The meeting — That’s the big thing.
When Jesus lit up right in front of Peter, he knew what he was seeing. The Bible calls it “God’s glory” — the shining cloud that is a sure sign of God’s capital “P” Presence. In the Book of Exodus, when Moses climbed up Mount Sinai to fetch the tablets of the law, the whole mountain top stayed covered in divine cloud cover for six whole days. In 1 Kings, when Solomon dedicated the Temple in Jerusalem, a dense cloud filled up that huge place so that the priests could not even see what they were supposed to be doing. When Ezekiel had his vision of the four living creatures, he saw them in the middle of “a great cloud with brightness around it and fire flashing forth continually.”

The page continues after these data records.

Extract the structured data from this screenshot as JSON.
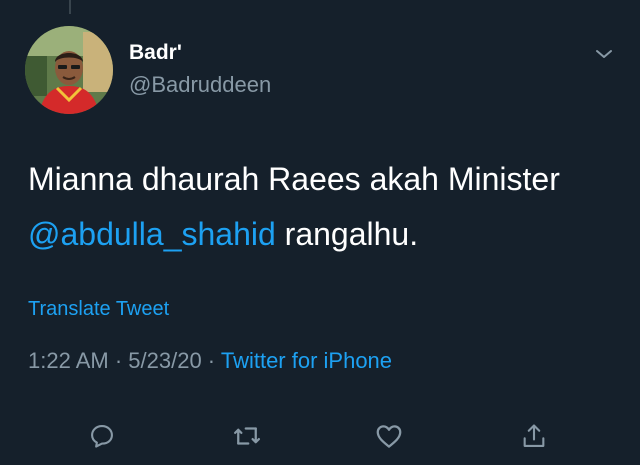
{
  "colors": {
    "background": "#15202b",
    "primary_text": "#ffffff",
    "secondary_text": "#8899a6",
    "accent": "#1da1f2",
    "border": "#38444d"
  },
  "author": {
    "display_name": "Badr'",
    "handle": "@Badruddeen",
    "avatar_icon": "profile-photo"
  },
  "menu": {
    "icon": "chevron-down-icon"
  },
  "tweet": {
    "text_before_mention": "Mianna dhaurah Raees akah Minister ",
    "mention": "@abdulla_shahid",
    "text_after_mention": " rangalhu."
  },
  "translate_label": "Translate Tweet",
  "meta": {
    "time": "1:22 AM",
    "separator": " · ",
    "date": "5/23/20",
    "source": "Twitter for iPhone"
  },
  "actions": [
    {
      "name": "reply",
      "icon": "reply-icon"
    },
    {
      "name": "retweet",
      "icon": "retweet-icon"
    },
    {
      "name": "like",
      "icon": "heart-icon"
    },
    {
      "name": "share",
      "icon": "share-icon"
    }
  ]
}
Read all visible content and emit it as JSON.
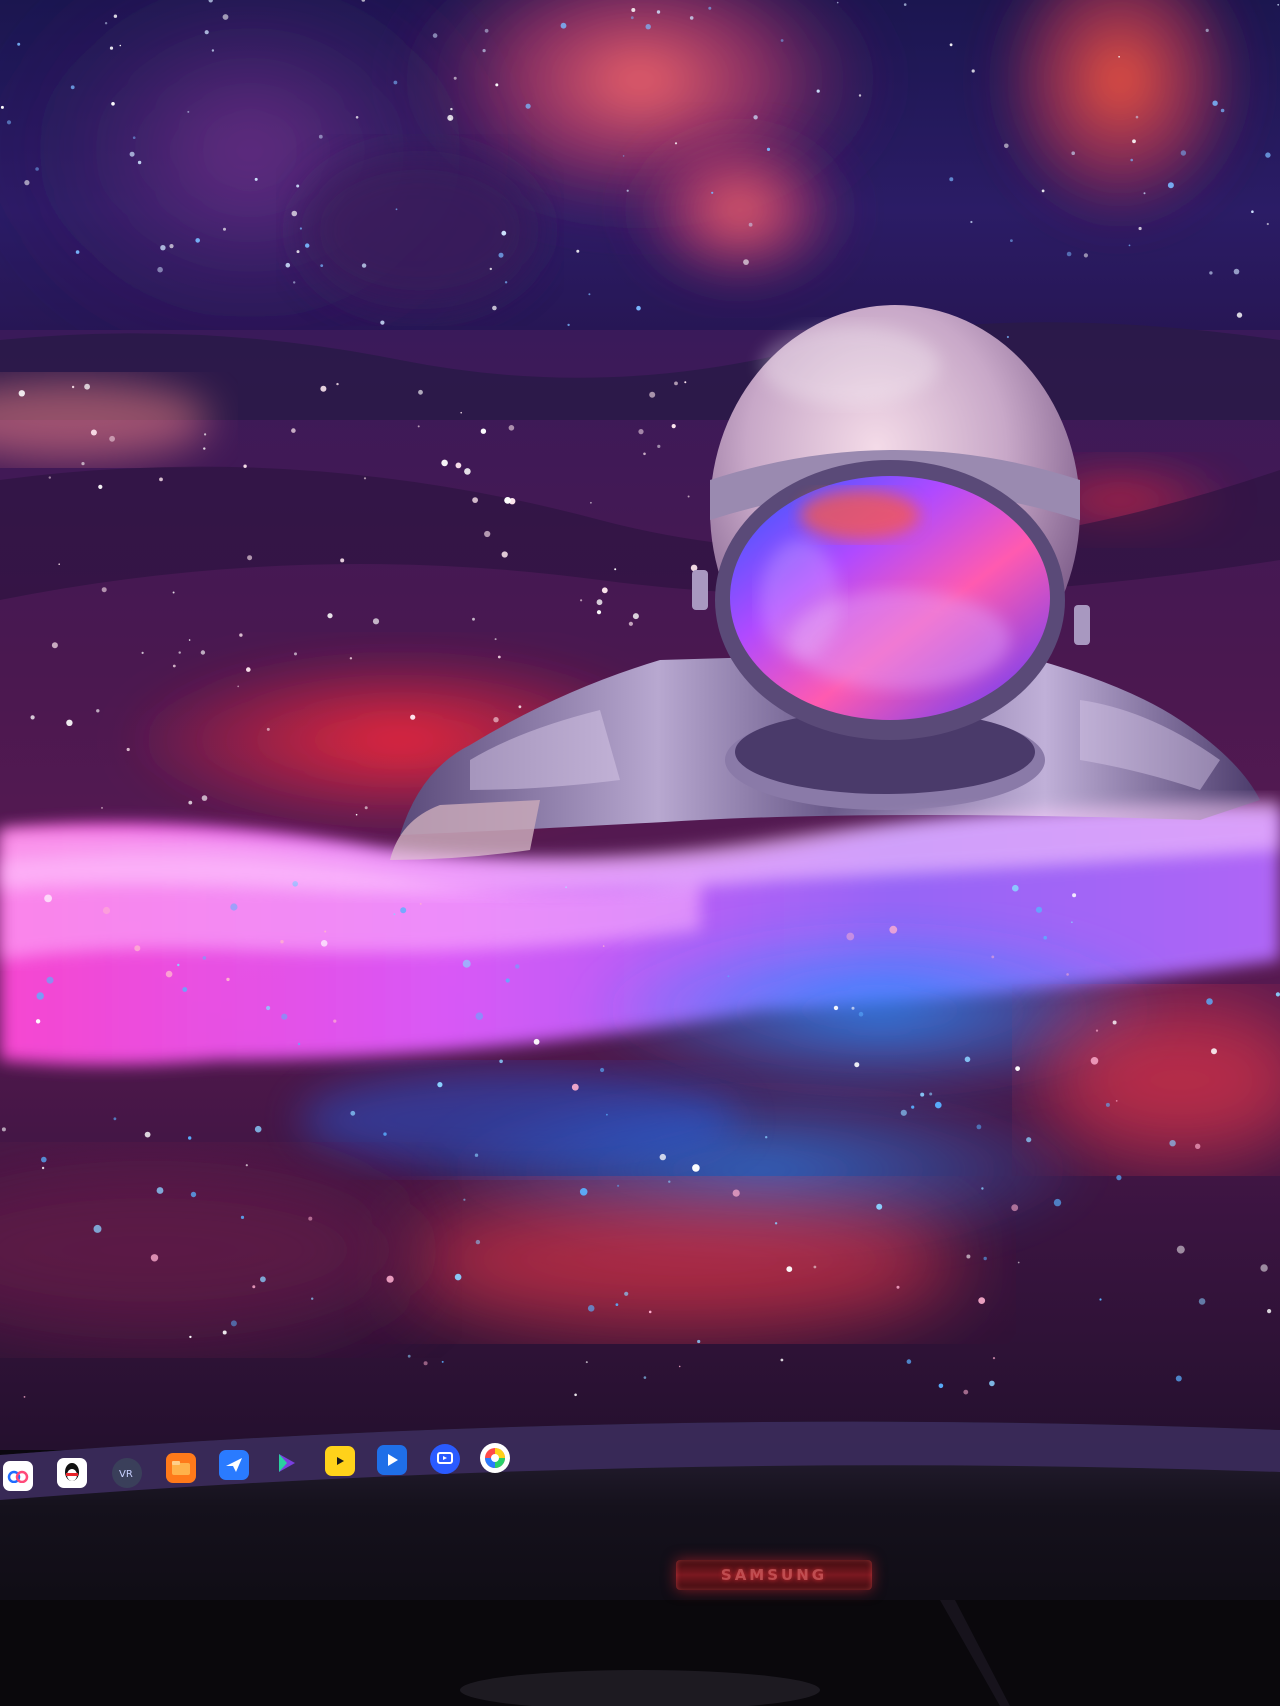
{
  "scene": {
    "description_hidden": "",
    "colors": {
      "nebula_pink": "#ff4f7a",
      "ocean_purple": "#6a2a8a",
      "glow_magenta": "#ff3cff",
      "sparkle_blue": "#2ea8ff",
      "bezel": "#14101a"
    }
  },
  "taskbar": {
    "icons": [
      {
        "name": "cloud-drive-icon",
        "bg": "#ffffff"
      },
      {
        "name": "qq-penguin-icon",
        "bg": "#ffffff"
      },
      {
        "name": "vr-app-icon",
        "bg": "#3a3f5a"
      },
      {
        "name": "orange-folder-icon",
        "bg": "#ff7a1a"
      },
      {
        "name": "blue-bird-icon",
        "bg": "#2a7bff"
      },
      {
        "name": "game-controller-icon",
        "bg": "#7a3fe0"
      },
      {
        "name": "video-player-icon",
        "bg": "#ffd21a"
      },
      {
        "name": "media-play-icon",
        "bg": "#1f6fe8"
      },
      {
        "name": "screen-share-icon",
        "bg": "#2a5bff"
      },
      {
        "name": "color-wheel-icon",
        "bg": "#ffffff"
      }
    ]
  },
  "monitor": {
    "brand": "SAMSUNG"
  }
}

Apparently thats what God’s glory looks like: a bright cloud — dark and dazzling — an envelope for the Divine Presence that would blow people away if they looked upon it directly — and so God in God’s mercy placed a cloud buffer around it, which both protected the people and made it difficult for them to see inside.

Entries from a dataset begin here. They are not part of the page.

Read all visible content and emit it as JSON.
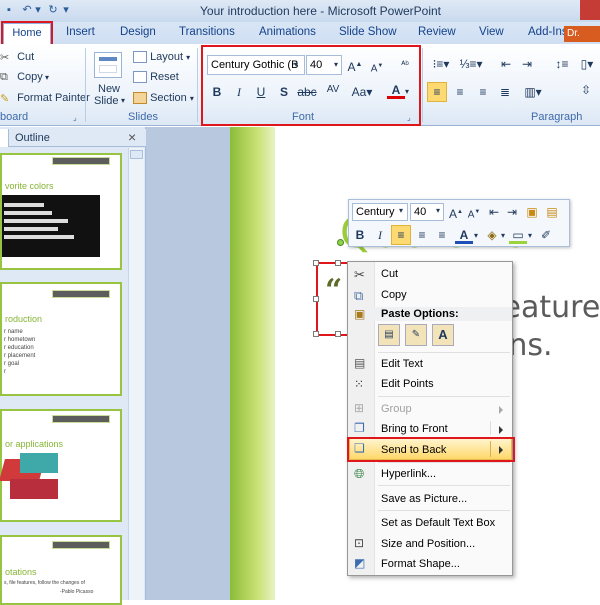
{
  "window": {
    "title": "Your introduction here - Microsoft PowerPoint",
    "user_tab": "Dr."
  },
  "tabs": [
    "Home",
    "Insert",
    "Design",
    "Transitions",
    "Animations",
    "Slide Show",
    "Review",
    "View",
    "Add-Ins"
  ],
  "clipboard": {
    "cut": "Cut",
    "copy": "Copy",
    "format_painter": "Format Painter",
    "label": "board"
  },
  "slides_group": {
    "new_slide_1": "New",
    "new_slide_2": "Slide",
    "layout": "Layout",
    "reset": "Reset",
    "section": "Section",
    "label": "Slides"
  },
  "font_group": {
    "font_name": "Century Gothic (B",
    "font_size": "40",
    "label": "Font"
  },
  "paragraph_group": {
    "label": "Paragraph"
  },
  "pane": {
    "tab_outline": "Outline",
    "close": "×"
  },
  "thumbnails": [
    {
      "title": "vorite colors"
    },
    {
      "title": "roduction",
      "lines": [
        "r name",
        "r hometown",
        "r education",
        "r placement",
        "r goal",
        "r"
      ]
    },
    {
      "title": "or applications"
    },
    {
      "title": "otations",
      "quote": "s, file features, follow the changes of",
      "attrib": "-Pablo Picasso"
    }
  ],
  "slide": {
    "line1": "Quotatio",
    "line2": "features",
    "line3": "ons.",
    "quote_mark": "“"
  },
  "mini_toolbar": {
    "font_name": "Century",
    "font_size": "40"
  },
  "context_menu": {
    "items": [
      {
        "label": "Cut",
        "icon": "scissors-icon",
        "disabled": false
      },
      {
        "label": "Copy",
        "icon": "copy-icon",
        "disabled": false
      },
      {
        "label": "Paste Options:",
        "icon": "paste-icon",
        "header": true
      },
      {
        "label": "Edit Text",
        "icon": "edit-text-icon",
        "disabled": false
      },
      {
        "label": "Edit Points",
        "icon": "edit-points-icon",
        "disabled": false
      },
      {
        "label": "Group",
        "icon": "group-icon",
        "disabled": true,
        "submenu": true
      },
      {
        "label": "Bring to Front",
        "icon": "bring-front-icon",
        "disabled": false,
        "submenu": true
      },
      {
        "label": "Send to Back",
        "icon": "send-back-icon",
        "disabled": false,
        "submenu": true,
        "highlighted": true
      },
      {
        "label": "Hyperlink...",
        "icon": "hyperlink-icon",
        "disabled": false
      },
      {
        "label": "Save as Picture...",
        "disabled": false
      },
      {
        "label": "Set as Default Text Box",
        "disabled": false
      },
      {
        "label": "Size and Position...",
        "icon": "size-position-icon",
        "disabled": false
      },
      {
        "label": "Format Shape...",
        "icon": "format-shape-icon",
        "disabled": false
      }
    ]
  },
  "colors": {
    "accent_red": "#e0161d",
    "slide_green": "#8cbc38"
  }
}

Before this cloud ever rolled in, Peter already knew what he was seeing. What he did not see was a tent of meeting, a dwelling place, like the place where Moses met with God during the wilderness years. So Peter offered to set one up, one for each of the great ones who appeared in glory before him. Peter may not have known what he was saying, but his instincts were good. He knew that he was in the presence of the capital “P” Presence. He knew that God was right there, and he was standing as close as he was ever going to get to the only kind of meeting that really matters.
For those of you who keep the Christian calendar up along with the one that tells us today is Sunday, February 7th, you already know that it’s the swing Sunday between the seasons of Epiphany and Lent — the day those who follow Jesus look down at our iPhone’s GPS and say “uh-oh,” because it is time to turn away from the twinkling stars of Christmas, pack away all of our alleluias, and head towards the deep wilderness of Lent. And as gloomy as turning to Lent sounds, it’s actually very good news. A lot of us get so distracted by our gadgets, so busy with work, and so addicted to our pleasures that a nice, long spell in the wilderness is just what we need. Now, no one can make you go, after all. But if you’ve been looking for some excuse to head to your own mountaintop and pray, THIS. IS. IT.
If you’ve been looking for some way to trade in your old certainties for some new movement in your life, then look no further. This is your chance to enter the cloud of unknowing and listen for whatever it is that God has to say to you. Tent or no tent, this is your chance to encounter God’s contagious glory, so that a little of that shining rubs off on you.
Today you have heard a story that you can take with you when you leave here. It tells you that no one has to go up the mountain alone. We’ll all be along for the ride with you. It tells you that sometimes things get really scary before they get holy. But most importantly, it tells you that there is someone standing in the center of the cloud with you, shining so brightly that you may never be able to wrap your mind around him, but who is worth listening to all the same — because HE is God’s chosen, and YOU are his, and whatever comes next, YOU are up to it.